This case, and a later law passed by the S.C. General Assembly, finally stopped the practice in South Carolina courtrooms that allowed the judge and the prosecutor deliberately to let a death penalty jury wrongly assume that a vicious killer might be paroled in 20 or so years.
Kelly is now serving a life sentence in the S.C. Department of Corrections.
THE STATE V. FINKLEA. In this case, one of Myers’ most vivid courtroom stunts was found to be legal by the S.C. Supreme Court. The case involved Ron Finklea, who had been convicted of robbing an ATM and in the process, shooting a security guard, dousing him with gasoline and setting him on fire with a lighter, killing him.
At trial, during his death penalty argument, Myers held out a large, match-shaped, metal fire-starter before the jury and ignited it, saying, “Gasoline pouring on another human being and the fire, the fire, the burning.

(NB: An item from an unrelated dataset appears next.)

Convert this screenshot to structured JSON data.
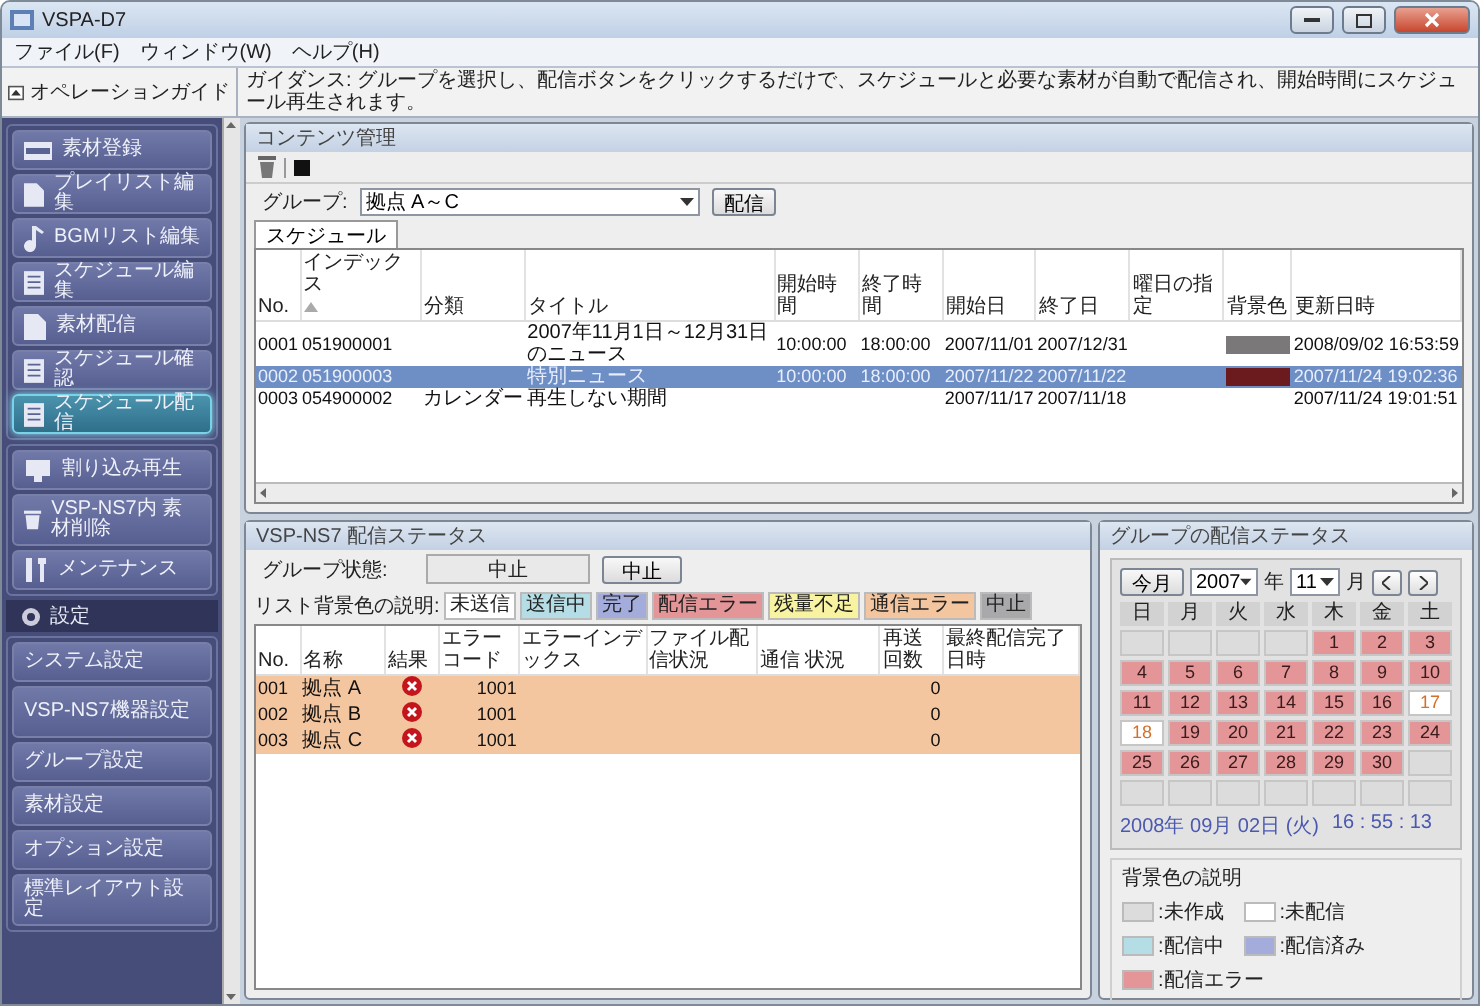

When you’re cooking sometimes and you touch the stove ... and you touch that hot thing or you’re grilling, whooo, oh, it hurts, it’s painful.”

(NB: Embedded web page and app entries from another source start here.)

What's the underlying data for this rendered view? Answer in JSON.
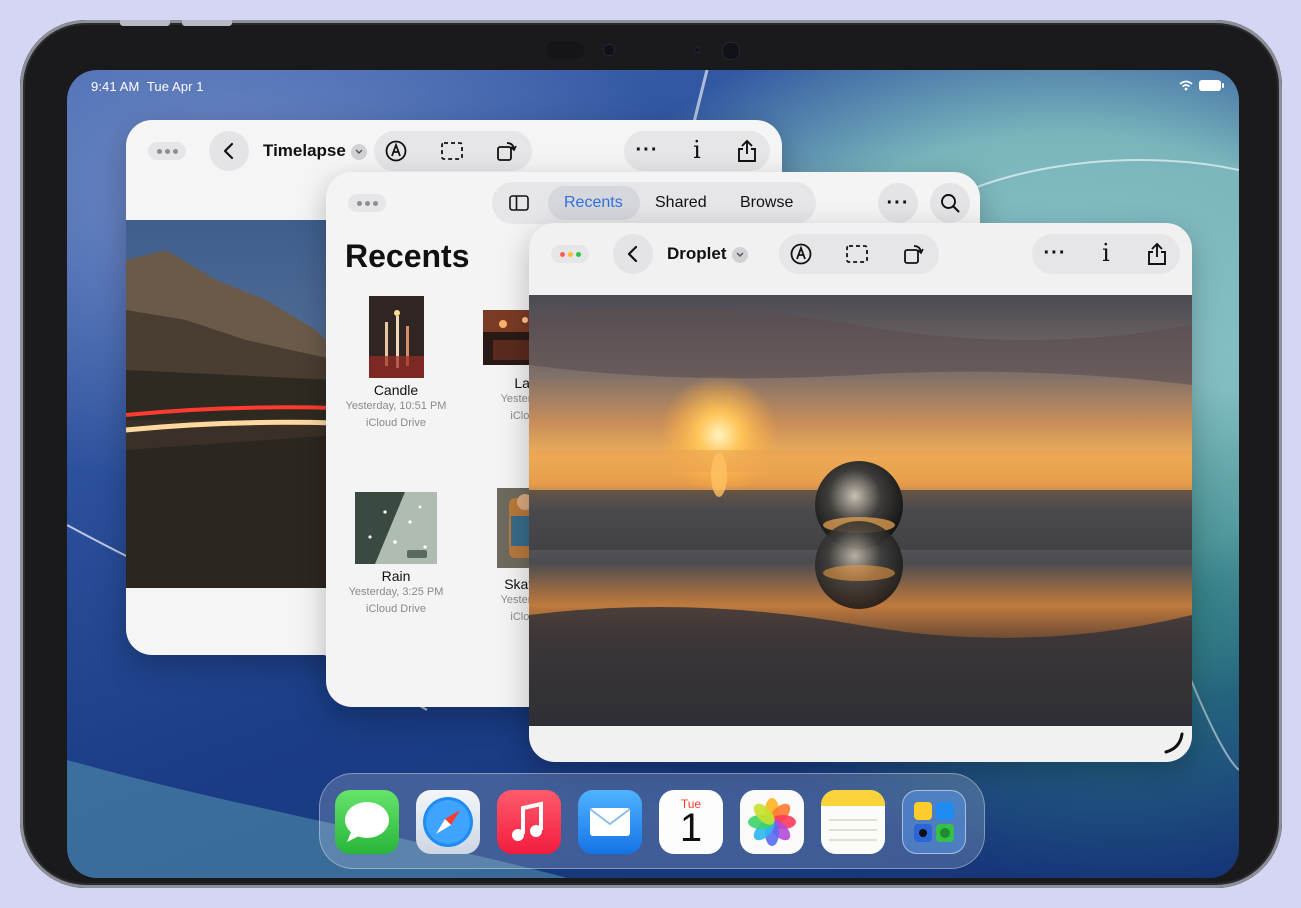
{
  "status_bar": {
    "time": "9:41 AM",
    "date": "Tue Apr 1"
  },
  "window_timelapse": {
    "title": "Timelapse"
  },
  "window_files": {
    "tabs": [
      "Recents",
      "Shared",
      "Browse"
    ],
    "active_tab": "Recents",
    "heading": "Recents",
    "files": [
      {
        "name": "Candle",
        "date": "Yesterday, 10:51 PM",
        "location": "iCloud Drive"
      },
      {
        "name": "Lan",
        "date": "Yesterday,",
        "location": "iCloud"
      },
      {
        "name": "Rain",
        "date": "Yesterday, 3:25 PM",
        "location": "iCloud Drive"
      },
      {
        "name": "Skateb",
        "date": "Yesterday,",
        "location": "iCloud"
      }
    ]
  },
  "window_droplet": {
    "title": "Droplet"
  },
  "toolbar": {
    "more": "···",
    "info": "i"
  },
  "dock": {
    "apps": [
      "Messages",
      "Safari",
      "Music",
      "Mail",
      "Calendar",
      "Photos",
      "Notes",
      "Folder"
    ],
    "calendar_day": "Tue",
    "calendar_date": "1"
  },
  "colors": {
    "accent": "#2f6fdd",
    "wallpaper": "#2b4f9b"
  }
}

Over defense protests, the high court approved Myers’ use of flicking a lighter to make his point during the jury argument.

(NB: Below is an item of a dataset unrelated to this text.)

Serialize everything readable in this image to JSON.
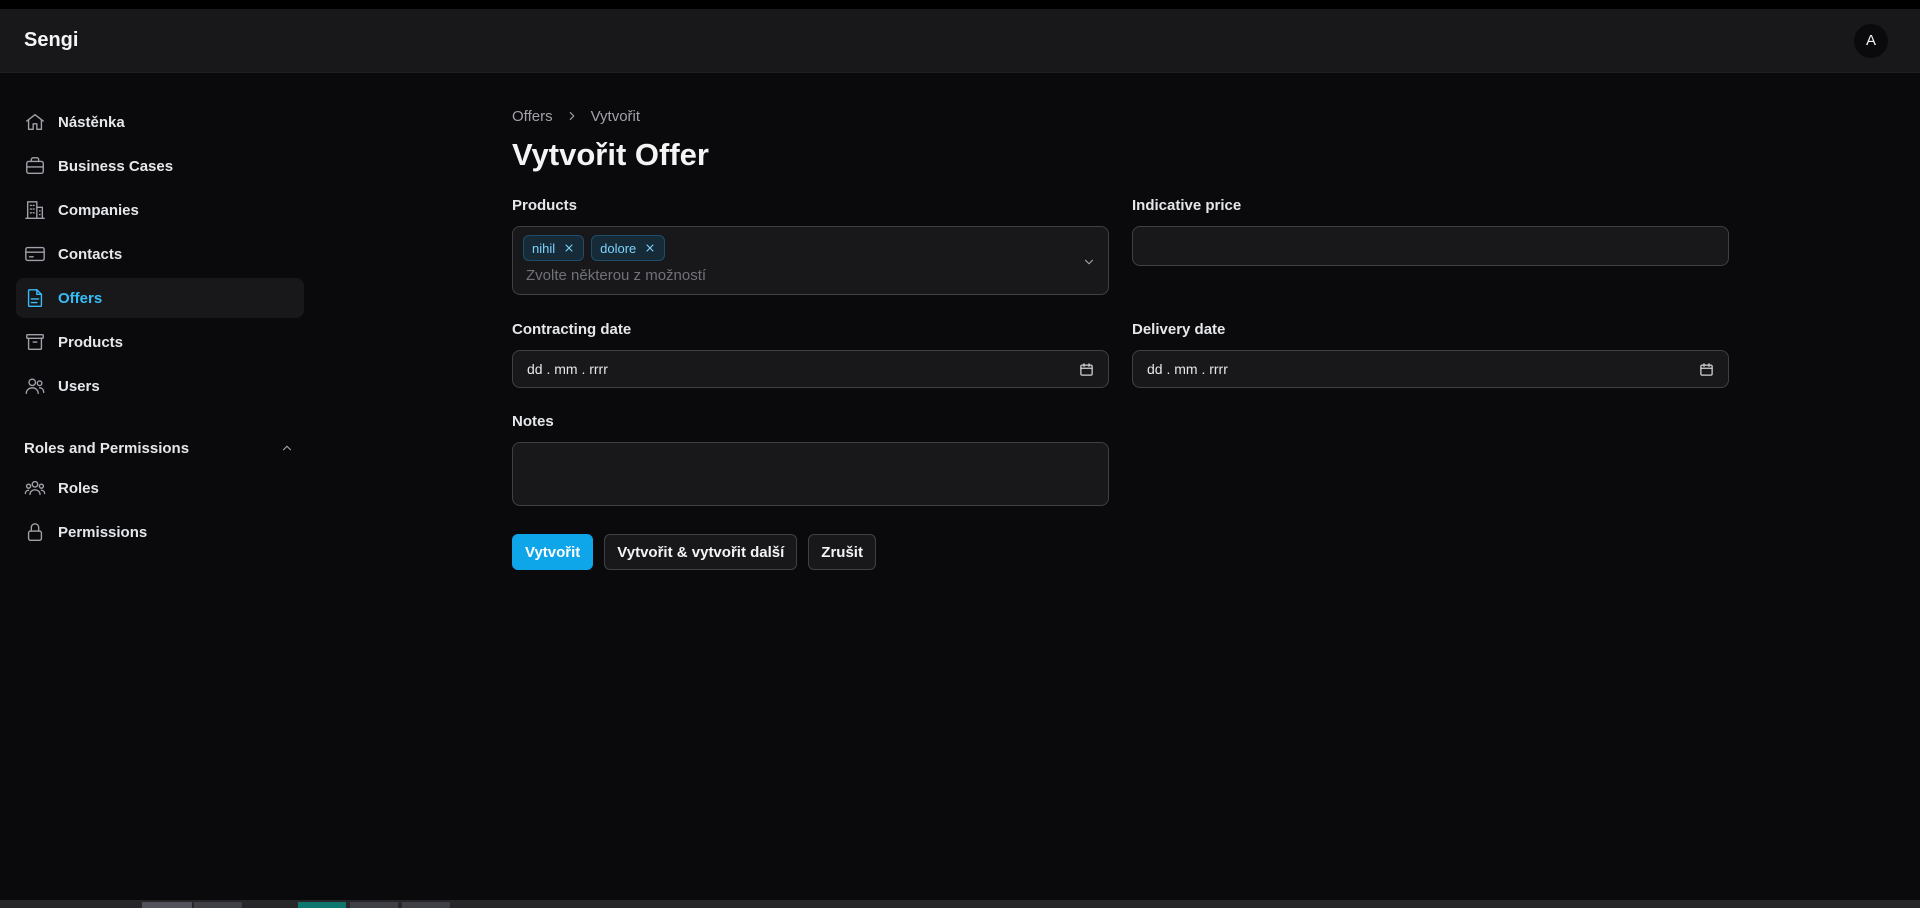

Finklea remains on Death Row. His appeals are pending.
THE STATE V. NORTHCUTT. In this 2007 decision, the S.C. Supreme Court overturned the death sentence of Ron Northcutt, who was convicted of the 2001 killing of his infant daughter, Breanna, by beating her to death because she would not stop crying.
In his argument to the jury seeking death, Myers had, among other over-the-top actions, inflamed the jury “by producing a large black shroud and draping it over (a) baby’s crib,” the Supreme Court ruled. Myers then wheeled the crib from the courtroom in a staged funeral procession and also improperly told the jury they would “declare open season on babies in Lexington County” if they did not give Northcutt the death penalty.
After another sentencing trial, Northcutt was sentenced again to death. He is now on Death Row.
THE STATE V. QUATTLEBAUM. Myers drew a sharp reprimand from the S.C. Supreme Court for unethical conduct when one of his assistant solicitors eavesdropped on a defense attorney’s legally protected, confidential conversation with Robert Quattlebaum, who was charged with murder and armed robbery.
“Prosecutors are ministers of justice and not merely advocates,” the Supreme Court wrote in overturning Quattlebaum’s 2000 death penalty sentence. “The participation at trial of a prosecutor who has eavesdropped on the accused and his attorney tarnishes us all. We will not tolerate prosecutorial misconduct ...,” the high court’s majority opinion said.
Myers did not directly participate in the eavesdropping, but when he found out about it, he did not ensure that his office disclosed the action to defense attorneys. A supervising attorney, such as Myers, must make sure his subordinates choose ethical actions, the high court said.
Quattlebaum is now serving a life sentence.
DEATH PENALTY DECLINE
EXECUTIONS DROP NATIONWIDE. Nationwide, in 2015, there were only 29 executions – the lowest number since 1991, according to the National Death Penalty Information Center.
AND IN SC. Across South Carolina, courts have only imposed the death penalty twice in the past five years.
ON HOLD. Currently, the S.C. Department of Corrections is unable to get the lethal drugs necessary to carry out executions, even if one were to be ordered by the state Supreme Court. South Carolina has not held an execution since 2011.